When I saw the front-page article in the Wall Street Journal yesterday about merger talks between SBC and AT&T, my first thought was, well, we are far, far away from 1984! Who’d a thunk 20 years ago that this would happen?
SBC Communications Inc. is in talks to acquire AT &T Corp., a combination that could create the nation’s largest telephone company and join a flurry of industry deals as telecom companies try to build muscle to keep pace with new technologies and competitors.
The last part of that sentence is what caught my eye: “… keep pace with new technologies and competitors.” I felt Joseph Schumpeter hovering over my shoulder, and it made me feel all warm and cozy!
Apparently, and not surprisingly, it made Ray Gifford feel all warm and cozy too:
The interesting policy point here is how dramatically our definition of markets has changed. This once would have been a vertical merger for SBC into the long distance market, but that market is rapidly disappearing altogether. Instead, for antitrust purposes, it appears to be a simple horizontal merger in the enterprise market — and this is a market with multiple players and even more potential players as VoIP gains a foothold.
Another Wall Street Journal article from Thursday addresses that point, discussing how the definition of “market” affects the policy interpretation of the possible merger:
Whether regulatory approval for a merger between SBC Communications Inc. (SBC ) and AT &T Corp. (T) would be easy or difficult depends on what you consider “the market” to be, and whom you ask.

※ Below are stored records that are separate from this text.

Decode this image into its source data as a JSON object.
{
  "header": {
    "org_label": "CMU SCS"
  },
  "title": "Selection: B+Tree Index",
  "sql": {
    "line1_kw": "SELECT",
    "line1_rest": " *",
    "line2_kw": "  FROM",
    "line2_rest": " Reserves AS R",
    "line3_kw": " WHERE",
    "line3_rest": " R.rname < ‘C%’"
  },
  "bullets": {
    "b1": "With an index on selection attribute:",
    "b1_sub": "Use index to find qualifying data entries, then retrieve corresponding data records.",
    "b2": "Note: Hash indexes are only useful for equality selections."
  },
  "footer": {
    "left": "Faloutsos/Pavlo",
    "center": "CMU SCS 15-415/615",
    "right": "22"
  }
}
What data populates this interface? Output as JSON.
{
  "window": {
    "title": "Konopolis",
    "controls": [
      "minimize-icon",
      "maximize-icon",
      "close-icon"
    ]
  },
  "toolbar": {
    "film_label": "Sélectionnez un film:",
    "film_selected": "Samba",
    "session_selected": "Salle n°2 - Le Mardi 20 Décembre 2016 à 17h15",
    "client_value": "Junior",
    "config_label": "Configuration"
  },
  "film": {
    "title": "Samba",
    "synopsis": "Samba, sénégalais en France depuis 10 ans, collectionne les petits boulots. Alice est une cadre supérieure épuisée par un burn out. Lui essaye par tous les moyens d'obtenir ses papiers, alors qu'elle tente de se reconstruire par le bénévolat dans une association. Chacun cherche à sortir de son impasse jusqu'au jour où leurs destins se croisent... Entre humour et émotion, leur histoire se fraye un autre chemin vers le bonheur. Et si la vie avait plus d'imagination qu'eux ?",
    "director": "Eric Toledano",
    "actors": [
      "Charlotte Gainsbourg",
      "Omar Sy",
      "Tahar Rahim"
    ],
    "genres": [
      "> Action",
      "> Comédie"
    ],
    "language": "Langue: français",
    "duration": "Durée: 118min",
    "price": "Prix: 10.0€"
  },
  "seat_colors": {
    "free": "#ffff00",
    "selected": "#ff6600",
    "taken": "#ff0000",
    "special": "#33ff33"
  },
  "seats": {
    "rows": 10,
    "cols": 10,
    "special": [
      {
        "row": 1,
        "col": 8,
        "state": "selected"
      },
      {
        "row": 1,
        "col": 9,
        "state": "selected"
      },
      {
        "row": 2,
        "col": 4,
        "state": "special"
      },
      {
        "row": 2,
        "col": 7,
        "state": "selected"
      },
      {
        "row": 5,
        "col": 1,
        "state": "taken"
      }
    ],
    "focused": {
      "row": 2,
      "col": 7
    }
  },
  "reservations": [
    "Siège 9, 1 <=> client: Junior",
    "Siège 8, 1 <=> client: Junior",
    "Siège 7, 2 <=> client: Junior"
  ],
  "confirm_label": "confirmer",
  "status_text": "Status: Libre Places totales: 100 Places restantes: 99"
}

“If ‘the market’ is you, sitting in an SBC territory, and you say, ‘Boy, they’ve got your local access locked up and they’ve got the long-distance locked up,'” then regulatory approval might be difficult, said Gerald Adolph, a mergers and acquisitions expert at Booz Allen Hamilton.
But if the market is viewed as full of competition, with lots of choice for consumers because of the proliferation of services such as wired, wireless and the Internet, regulatory approval might not be difficult, Adolph said.
With all respect to Mr. Adolph, I think his concerns for locked SBC customers is misplaced, and that Ray’s got a better line on the true contestability in this now-horizontal transaction. From everything I’ve read, the core market here is now the enterprise market.
A CBS Marketwatch article also discusses the antitrust implications:
In the last five years, however, the phone industry underwent a big makeover. AT&T has lost millions of customers, and last year it stopped marketing long-distance service to consumers.
At the same time, the remaining local Bell phone companies — SBC, BellSouth, Verizon and Qwest Communications — have scooped up millions of former long-distance customers of AT&T. Hundreds of small, obscure providers also sell cheap long-distance service.
Over the next few years, meanwhile, cable companies plan to make a big push in the U.S. phone market, offering local and long distance to go along with their high-speed Internet services.
Still, the sale of AT&T would eliminate a major long-distance competitor in the 13 states served by SBC, including Texas and California.
Jessica Zufolo, a former lobbyist for the National Association of Regulatory Utility Commissioners, told clients Thursday that regulators in those 13 states would pose plenty of tough questions. …
The potential merger could land like a hot potato in the lap of whoever replaces the departing Michael Powell as chairman of FCC later this year. The new chairman will be under heavy political pressure to take a firm stand.
Big corporations, which have benefited from intense competition in the long-distance market, might also express concern. They see SBC as another potential competitor in that space.
I do think it’s interesting that so few of the articles I’ve read that discuss this possible transaction have mentioned the contestability value of VoIP.
That CBS Marketwatch article also said something that I think is realistic, but that I find deeply disturbing:
Analysts say Sen. Ted Stevens, R-Alaska, the new chairman of the Senate Commerce Committee, would probably launch hearings on any merger, most likely to wring out major concessions.
“I think the price could be very large,” said analyst Paul Wright of the Loomis Sayles mutual funds firm.
Where do politicians get off behaving like mafiosi? Am I incredibly naive to aks that question? I think it’s pathetic.